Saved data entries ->
= = = = = = =

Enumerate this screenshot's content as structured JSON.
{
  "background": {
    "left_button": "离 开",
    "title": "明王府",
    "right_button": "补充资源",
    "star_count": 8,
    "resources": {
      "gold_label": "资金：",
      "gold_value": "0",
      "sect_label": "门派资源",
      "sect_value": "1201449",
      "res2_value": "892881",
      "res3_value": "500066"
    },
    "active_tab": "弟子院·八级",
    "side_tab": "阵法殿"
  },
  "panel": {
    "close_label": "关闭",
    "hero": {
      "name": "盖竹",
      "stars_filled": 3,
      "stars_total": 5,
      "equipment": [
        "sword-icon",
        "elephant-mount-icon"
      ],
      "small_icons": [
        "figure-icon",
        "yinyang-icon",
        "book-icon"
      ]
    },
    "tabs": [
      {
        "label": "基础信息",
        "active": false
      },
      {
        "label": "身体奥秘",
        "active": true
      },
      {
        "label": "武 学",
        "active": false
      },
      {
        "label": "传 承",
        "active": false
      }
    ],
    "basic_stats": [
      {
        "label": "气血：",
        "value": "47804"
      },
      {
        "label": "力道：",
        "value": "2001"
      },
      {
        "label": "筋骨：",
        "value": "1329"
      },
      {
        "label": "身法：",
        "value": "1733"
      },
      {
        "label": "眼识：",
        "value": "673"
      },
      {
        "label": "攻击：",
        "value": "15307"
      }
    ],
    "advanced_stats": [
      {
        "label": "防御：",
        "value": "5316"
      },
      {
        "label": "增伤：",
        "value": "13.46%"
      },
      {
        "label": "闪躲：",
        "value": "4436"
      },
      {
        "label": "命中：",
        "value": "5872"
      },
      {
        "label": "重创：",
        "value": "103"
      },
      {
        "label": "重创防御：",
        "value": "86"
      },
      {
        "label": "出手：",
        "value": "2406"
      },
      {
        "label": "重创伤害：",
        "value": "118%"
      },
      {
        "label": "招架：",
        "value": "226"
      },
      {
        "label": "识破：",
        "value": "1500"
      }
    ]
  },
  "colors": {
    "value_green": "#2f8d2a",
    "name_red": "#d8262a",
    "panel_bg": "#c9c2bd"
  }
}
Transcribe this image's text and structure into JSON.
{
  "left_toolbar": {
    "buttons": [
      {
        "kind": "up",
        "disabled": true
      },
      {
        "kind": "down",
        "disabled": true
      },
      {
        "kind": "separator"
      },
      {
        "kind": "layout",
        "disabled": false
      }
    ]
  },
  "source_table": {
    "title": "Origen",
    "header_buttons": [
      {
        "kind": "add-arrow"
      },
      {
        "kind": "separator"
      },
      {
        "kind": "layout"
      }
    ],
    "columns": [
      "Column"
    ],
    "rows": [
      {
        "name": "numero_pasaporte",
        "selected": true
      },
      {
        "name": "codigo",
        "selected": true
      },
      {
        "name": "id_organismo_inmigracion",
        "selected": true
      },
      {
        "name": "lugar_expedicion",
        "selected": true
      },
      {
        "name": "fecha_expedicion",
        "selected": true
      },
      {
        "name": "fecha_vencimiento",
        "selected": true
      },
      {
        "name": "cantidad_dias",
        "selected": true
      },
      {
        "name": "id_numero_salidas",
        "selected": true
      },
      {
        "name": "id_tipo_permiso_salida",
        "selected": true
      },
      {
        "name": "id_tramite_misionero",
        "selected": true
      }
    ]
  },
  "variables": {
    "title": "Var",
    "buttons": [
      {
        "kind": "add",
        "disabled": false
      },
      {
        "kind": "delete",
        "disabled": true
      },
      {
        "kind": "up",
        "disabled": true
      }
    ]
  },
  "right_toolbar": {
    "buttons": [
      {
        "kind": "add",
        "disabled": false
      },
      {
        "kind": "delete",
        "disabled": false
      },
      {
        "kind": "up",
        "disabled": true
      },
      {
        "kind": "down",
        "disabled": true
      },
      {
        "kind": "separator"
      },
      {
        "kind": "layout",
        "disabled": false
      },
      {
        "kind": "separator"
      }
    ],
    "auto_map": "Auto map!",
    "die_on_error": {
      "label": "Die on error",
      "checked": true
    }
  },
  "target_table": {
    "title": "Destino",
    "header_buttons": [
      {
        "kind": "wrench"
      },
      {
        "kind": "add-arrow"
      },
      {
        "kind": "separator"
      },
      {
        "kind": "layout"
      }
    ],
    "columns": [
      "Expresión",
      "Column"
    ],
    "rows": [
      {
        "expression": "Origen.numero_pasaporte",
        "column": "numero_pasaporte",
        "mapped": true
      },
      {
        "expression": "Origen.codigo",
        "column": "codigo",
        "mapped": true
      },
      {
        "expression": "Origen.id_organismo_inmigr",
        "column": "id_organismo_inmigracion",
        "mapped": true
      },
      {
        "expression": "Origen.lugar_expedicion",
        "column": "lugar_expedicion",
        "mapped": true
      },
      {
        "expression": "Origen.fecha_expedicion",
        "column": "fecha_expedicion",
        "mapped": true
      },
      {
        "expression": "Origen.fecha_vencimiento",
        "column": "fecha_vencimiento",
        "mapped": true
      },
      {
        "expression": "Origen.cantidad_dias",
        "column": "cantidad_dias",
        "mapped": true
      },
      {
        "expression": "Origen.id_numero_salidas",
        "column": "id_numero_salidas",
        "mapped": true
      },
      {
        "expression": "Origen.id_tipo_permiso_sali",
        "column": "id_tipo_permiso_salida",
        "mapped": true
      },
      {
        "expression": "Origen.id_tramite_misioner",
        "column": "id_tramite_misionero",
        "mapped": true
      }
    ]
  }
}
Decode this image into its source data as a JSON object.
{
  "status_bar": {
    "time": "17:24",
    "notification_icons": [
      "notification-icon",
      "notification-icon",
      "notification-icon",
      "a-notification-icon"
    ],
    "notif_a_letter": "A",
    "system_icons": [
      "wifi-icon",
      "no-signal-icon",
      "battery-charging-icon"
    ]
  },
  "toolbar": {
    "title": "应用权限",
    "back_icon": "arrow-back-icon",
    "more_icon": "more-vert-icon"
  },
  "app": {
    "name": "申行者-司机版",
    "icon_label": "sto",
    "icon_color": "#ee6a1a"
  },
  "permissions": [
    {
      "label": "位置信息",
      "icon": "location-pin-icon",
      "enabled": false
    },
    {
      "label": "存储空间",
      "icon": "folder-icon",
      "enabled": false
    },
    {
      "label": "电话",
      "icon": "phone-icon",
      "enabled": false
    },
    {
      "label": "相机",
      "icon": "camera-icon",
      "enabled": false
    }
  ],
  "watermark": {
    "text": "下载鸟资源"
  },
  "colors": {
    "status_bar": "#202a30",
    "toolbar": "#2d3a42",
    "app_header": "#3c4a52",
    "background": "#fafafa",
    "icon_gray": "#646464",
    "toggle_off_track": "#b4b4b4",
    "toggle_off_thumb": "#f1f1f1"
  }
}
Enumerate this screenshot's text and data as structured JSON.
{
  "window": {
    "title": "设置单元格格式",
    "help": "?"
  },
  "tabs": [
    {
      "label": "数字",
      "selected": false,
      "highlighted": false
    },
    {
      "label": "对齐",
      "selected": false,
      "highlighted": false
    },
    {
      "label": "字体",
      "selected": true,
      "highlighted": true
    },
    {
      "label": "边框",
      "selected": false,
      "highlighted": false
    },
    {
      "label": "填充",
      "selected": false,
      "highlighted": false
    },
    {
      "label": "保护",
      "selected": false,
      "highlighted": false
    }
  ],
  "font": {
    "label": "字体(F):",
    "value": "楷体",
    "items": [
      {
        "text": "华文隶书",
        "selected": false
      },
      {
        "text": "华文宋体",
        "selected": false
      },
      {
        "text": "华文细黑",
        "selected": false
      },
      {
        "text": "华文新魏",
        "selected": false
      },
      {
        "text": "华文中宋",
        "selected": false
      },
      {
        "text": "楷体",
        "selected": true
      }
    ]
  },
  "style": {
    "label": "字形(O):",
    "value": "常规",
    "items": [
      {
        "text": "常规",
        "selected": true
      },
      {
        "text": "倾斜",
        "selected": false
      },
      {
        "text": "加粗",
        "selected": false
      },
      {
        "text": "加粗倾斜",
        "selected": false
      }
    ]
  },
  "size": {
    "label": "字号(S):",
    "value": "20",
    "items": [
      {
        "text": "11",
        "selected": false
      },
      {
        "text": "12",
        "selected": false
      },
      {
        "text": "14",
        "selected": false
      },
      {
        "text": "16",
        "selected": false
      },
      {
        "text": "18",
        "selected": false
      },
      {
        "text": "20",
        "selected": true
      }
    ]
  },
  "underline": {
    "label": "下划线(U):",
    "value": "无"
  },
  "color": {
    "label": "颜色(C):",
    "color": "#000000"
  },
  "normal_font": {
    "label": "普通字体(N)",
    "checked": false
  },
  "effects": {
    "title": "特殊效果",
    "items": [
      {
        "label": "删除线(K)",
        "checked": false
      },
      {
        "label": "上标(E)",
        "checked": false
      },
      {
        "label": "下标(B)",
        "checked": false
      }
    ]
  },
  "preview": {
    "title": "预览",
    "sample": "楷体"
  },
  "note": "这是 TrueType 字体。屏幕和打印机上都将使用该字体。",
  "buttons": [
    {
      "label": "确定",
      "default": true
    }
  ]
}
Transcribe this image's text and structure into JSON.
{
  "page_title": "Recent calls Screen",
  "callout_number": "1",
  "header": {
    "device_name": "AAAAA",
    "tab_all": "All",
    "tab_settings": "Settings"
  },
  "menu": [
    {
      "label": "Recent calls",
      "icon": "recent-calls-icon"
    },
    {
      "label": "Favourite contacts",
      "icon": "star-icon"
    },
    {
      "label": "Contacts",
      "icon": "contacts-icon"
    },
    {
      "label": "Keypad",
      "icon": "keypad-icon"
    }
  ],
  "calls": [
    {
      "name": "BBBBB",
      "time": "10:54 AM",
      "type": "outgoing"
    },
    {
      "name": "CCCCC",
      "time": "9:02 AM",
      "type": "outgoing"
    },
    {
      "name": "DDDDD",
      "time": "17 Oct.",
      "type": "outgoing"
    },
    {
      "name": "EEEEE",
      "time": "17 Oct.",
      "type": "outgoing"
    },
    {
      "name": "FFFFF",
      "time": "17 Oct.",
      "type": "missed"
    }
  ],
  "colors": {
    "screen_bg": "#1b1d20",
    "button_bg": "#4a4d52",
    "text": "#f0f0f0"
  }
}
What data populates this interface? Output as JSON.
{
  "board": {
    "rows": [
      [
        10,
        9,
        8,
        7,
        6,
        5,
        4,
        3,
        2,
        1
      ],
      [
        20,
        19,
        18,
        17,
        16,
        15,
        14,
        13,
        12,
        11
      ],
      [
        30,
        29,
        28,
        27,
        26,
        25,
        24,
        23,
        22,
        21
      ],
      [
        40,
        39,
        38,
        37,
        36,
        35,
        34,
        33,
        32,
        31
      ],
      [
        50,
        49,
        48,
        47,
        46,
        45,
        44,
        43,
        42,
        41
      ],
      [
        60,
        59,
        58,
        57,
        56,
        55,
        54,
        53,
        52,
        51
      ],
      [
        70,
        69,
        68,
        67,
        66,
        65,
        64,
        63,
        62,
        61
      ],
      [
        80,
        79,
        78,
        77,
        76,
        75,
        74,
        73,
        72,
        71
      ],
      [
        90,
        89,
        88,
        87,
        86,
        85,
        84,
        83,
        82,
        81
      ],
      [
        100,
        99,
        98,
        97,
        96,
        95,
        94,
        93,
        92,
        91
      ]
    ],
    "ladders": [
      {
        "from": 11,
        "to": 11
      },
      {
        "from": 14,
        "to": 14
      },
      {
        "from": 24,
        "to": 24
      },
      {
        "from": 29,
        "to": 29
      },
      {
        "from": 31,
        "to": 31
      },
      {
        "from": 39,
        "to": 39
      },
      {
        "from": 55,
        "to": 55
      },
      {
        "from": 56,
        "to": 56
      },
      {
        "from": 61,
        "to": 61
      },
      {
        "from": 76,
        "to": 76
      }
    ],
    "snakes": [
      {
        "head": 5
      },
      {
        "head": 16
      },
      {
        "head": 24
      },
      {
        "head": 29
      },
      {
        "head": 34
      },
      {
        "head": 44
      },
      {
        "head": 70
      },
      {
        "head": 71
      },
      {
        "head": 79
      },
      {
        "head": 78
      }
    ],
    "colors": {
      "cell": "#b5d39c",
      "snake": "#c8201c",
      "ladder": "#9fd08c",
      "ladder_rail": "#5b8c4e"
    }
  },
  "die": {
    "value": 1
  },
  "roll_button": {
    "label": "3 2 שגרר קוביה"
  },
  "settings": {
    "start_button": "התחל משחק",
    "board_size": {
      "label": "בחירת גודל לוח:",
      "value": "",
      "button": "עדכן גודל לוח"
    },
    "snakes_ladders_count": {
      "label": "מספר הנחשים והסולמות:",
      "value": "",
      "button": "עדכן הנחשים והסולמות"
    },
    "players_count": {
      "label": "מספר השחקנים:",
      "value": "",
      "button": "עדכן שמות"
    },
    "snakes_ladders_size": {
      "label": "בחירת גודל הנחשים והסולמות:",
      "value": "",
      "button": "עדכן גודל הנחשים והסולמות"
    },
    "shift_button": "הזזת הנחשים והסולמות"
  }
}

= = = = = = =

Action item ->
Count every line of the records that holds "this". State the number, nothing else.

Response below ->
6